André Aciman, professor at the Graduate Center of City University of New York, and author of best-selling novel Call Me by Your Name, among many other notable works, describes a concept of what he refers to as “Jews of discretion,” which he believes is a term susceptible to critique but which has never been designated so. It is a term that signifies, substantiates, and enlightens the Jewish identity. It is a term with no bounds, while concurrently constraining such subjects to a journey of seeking an identity that is so ambiguous as to be infinite—an identity that itself is hiding. When an individual hides themself, they begin down a path of becoming someone they are not, as in when Jewish people—practicing Judaism or not—feel compelled to shelter their identity in this regard. Especially in the current state of the world, perhaps this compulsion to hide is more easily understood by those who have not experienced it themselves.
On November 5, 2023, at our own Old Cabell Hall, I had the ineffable honor of meeting Dr. Aciman personally. He discussed many things in his lecture, and given the context of this column, my self-imposed philosophy of purpose suggests that I must apply his wisdom more universally, as it logically does, in my mind, such that identity is no longer an opaque object from an unknown conceptual realm that we deem agreeable, but rather the spirit of constraint and realistic discontinuity which we unknowingly pursue. Here, identity is opposing identity. With a label must follow a perceived necessity to hide from enemies of the label, and with hiding must follow dissociation from oneself, until one does not know who they are. But merely striking away our labels, who are we? Dr. Aciman perhaps does not claim to know, and neither do I, of course, but either of us can assert, with no conviction whatsoever, that there simply must be some answer to this most meditative inquiry.
Nationality is one facet of individuality that most anyone can align with—conceivably with dome divergence—yet a question of whether nationality serves any purpose of ours, or oppositely if we serve our nationality, is primarily a contemplation that dictates the course of political affairs, among others such as one’s affiliation regarding political issues, thereby engendering subsequent labels. By seeking comprehensive truth, in lieu of subjective interpretation, might it be so that everyone must renounce their political—and therefore national—identity? Not necessarily in any persistent manner, but yes, perhaps transiently. By ordinary expectation, identity becomes but a caricature—the self is stored strictly amid a vast pool of buzzwords that, because they are so commonplace, mean virtually nothing.
What, then, is the available alternative, if not to classify ourselves?
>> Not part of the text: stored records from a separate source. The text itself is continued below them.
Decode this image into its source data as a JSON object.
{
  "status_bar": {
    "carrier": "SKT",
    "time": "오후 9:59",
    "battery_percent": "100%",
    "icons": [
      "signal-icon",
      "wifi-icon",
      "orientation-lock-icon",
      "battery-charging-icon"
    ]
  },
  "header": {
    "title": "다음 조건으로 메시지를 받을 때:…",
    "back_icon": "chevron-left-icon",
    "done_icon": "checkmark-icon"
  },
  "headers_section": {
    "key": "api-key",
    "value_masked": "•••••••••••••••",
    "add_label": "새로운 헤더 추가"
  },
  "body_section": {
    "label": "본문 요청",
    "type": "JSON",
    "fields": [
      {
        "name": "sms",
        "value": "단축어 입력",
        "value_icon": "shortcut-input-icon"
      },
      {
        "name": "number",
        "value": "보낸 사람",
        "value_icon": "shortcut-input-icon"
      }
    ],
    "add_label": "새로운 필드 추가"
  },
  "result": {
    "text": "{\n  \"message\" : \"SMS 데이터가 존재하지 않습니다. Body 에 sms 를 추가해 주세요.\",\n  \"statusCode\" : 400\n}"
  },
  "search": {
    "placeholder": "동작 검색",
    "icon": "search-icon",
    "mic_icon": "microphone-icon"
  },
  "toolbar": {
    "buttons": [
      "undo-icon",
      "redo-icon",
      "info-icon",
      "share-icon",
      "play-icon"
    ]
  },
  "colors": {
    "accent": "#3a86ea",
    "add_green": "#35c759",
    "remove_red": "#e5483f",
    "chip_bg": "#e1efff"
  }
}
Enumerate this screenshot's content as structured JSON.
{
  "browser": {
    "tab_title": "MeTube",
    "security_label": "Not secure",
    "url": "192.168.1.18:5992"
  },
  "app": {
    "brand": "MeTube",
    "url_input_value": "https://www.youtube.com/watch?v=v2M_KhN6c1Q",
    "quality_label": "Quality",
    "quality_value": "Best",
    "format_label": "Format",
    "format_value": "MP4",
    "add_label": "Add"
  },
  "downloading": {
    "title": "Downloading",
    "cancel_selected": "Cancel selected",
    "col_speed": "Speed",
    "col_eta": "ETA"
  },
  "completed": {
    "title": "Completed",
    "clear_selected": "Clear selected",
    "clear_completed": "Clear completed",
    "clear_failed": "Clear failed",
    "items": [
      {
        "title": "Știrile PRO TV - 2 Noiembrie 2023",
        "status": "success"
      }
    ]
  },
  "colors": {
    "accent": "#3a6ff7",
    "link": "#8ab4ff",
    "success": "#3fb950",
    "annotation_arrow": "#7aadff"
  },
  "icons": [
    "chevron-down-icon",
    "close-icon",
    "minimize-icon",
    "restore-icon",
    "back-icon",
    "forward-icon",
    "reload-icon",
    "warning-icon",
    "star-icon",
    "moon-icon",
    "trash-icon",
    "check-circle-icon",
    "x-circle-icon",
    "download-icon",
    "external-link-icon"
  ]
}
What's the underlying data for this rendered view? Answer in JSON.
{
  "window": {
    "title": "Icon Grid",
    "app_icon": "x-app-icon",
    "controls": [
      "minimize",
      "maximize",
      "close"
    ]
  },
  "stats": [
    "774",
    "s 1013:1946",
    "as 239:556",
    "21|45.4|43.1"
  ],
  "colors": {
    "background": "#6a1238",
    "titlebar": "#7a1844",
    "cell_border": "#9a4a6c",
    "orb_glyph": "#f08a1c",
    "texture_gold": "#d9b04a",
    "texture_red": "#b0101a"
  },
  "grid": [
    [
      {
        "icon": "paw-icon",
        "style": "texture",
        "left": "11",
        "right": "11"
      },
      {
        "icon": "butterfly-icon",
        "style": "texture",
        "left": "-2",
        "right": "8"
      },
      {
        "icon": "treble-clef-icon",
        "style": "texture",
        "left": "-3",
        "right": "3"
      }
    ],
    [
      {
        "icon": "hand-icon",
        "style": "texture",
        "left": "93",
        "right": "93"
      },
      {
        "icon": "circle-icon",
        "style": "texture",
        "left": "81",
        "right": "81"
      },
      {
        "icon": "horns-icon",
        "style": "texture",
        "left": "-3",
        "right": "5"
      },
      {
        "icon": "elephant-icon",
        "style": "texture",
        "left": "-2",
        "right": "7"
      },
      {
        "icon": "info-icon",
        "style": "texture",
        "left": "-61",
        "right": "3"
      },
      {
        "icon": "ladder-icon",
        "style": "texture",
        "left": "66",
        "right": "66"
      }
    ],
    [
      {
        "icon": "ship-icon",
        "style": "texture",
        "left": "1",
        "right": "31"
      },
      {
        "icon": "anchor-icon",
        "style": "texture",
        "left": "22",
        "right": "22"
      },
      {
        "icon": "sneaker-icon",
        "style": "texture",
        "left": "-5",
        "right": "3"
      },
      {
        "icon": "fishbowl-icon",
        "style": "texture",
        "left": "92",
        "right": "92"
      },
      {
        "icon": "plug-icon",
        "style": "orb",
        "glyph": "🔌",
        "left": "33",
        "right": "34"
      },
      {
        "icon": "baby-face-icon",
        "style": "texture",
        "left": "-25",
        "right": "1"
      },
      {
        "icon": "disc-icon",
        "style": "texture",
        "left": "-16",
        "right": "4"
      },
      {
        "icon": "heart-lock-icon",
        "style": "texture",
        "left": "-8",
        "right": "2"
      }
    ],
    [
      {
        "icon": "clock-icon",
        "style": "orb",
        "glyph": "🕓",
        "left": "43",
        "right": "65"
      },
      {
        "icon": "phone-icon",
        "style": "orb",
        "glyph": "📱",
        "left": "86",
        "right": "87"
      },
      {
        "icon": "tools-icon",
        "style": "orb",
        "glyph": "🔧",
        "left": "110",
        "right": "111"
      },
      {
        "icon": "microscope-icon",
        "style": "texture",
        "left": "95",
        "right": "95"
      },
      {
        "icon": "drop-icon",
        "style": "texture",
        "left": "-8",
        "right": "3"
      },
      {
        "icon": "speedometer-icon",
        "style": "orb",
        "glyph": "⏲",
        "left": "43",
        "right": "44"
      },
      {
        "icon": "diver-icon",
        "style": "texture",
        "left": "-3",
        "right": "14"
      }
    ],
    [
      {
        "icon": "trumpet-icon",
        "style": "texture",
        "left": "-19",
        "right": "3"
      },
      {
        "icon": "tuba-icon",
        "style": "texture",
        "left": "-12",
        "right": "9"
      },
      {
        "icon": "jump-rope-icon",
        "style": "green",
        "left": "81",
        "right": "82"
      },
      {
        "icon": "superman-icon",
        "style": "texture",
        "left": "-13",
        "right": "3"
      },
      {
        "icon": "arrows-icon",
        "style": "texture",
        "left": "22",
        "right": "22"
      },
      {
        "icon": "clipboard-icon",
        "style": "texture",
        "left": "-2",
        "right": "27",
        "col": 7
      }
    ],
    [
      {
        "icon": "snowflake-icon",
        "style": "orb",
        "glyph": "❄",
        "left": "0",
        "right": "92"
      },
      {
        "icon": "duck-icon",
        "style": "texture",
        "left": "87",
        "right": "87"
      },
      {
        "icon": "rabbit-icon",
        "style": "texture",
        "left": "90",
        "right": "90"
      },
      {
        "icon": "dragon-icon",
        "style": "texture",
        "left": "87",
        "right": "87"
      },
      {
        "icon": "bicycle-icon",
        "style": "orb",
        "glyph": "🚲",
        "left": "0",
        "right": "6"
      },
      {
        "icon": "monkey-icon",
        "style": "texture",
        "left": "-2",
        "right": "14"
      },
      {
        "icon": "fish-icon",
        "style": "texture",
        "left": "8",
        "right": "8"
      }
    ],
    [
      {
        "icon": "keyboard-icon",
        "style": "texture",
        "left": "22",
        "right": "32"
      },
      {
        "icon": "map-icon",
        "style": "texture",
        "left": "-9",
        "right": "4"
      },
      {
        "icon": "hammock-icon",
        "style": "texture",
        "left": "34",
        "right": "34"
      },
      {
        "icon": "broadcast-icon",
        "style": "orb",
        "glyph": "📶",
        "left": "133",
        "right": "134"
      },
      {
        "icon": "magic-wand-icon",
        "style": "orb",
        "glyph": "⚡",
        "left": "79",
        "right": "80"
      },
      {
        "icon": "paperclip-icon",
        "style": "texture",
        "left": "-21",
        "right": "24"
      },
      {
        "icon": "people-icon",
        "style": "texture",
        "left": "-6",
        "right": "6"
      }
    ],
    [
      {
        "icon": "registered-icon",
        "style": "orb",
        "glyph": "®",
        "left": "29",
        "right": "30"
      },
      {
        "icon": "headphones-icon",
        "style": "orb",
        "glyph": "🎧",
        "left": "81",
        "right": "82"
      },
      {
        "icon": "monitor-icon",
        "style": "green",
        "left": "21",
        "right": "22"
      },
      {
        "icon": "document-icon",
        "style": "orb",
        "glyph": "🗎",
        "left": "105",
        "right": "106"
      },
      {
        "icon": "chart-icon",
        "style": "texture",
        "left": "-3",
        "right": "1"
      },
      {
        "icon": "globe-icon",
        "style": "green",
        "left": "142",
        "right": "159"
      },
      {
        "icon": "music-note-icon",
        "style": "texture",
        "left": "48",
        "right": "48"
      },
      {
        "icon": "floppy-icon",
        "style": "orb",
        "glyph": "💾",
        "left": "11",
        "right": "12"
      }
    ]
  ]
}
We can hide from all notions of self-concept, but then Dr. Aciman’s theory becomes actionable, and we inevitably will degrade, regressing into a shell of ourselves, which is to say an empty identity, and the term itself is given meaning once more, creating a seemingly insurmountable dilemma. However, upon extensive consideration of this topic, I believe that the solution lies where identity and intention become one, while maneuvering about the unideal constraints of definition. Who we are is not something to be reduced to the simplicity of words—nuance is lost, affinity is extinct, and there remains nowhere at which a deposit of a different tale of self can be carried out. Labels do not do us justice, yet they are practical and useful in many instances, as in when they assist us in fulfilling our intentions of expressing ourselves in a particular way. And such labels are not always defined characteristically, but also circumstantially, emotionally, truthfully, though they can never be earnestly truthful, at least wholeheartedly, as they may or may not pertain to us as whole people.
The space in which I have since found myself, by means of speaking with Dr. Aciman and solitarily pondering what it means to identify, is one that seems almost lackluster in its complexity. It is a space in which I will state, as a matter of some degree of importance, that labels serve identity only when they distinctly serve our needs of expression, and identity serves itself when it is nonrestrictive, which is seldom the situation, but perhaps the reason no one is a flawless individual is because of their own allotment of constraints that are the results of who they fundamentally are and cannot change. I am inclined to assume that we are all driven to the brink of insanity by any semblance of lacking knowledge of ourselves, and to this I reply that our own comfortability, once it has transcended its superficial form, is a proponent of a mysterious ambiguity by which to be fascinated and to exist.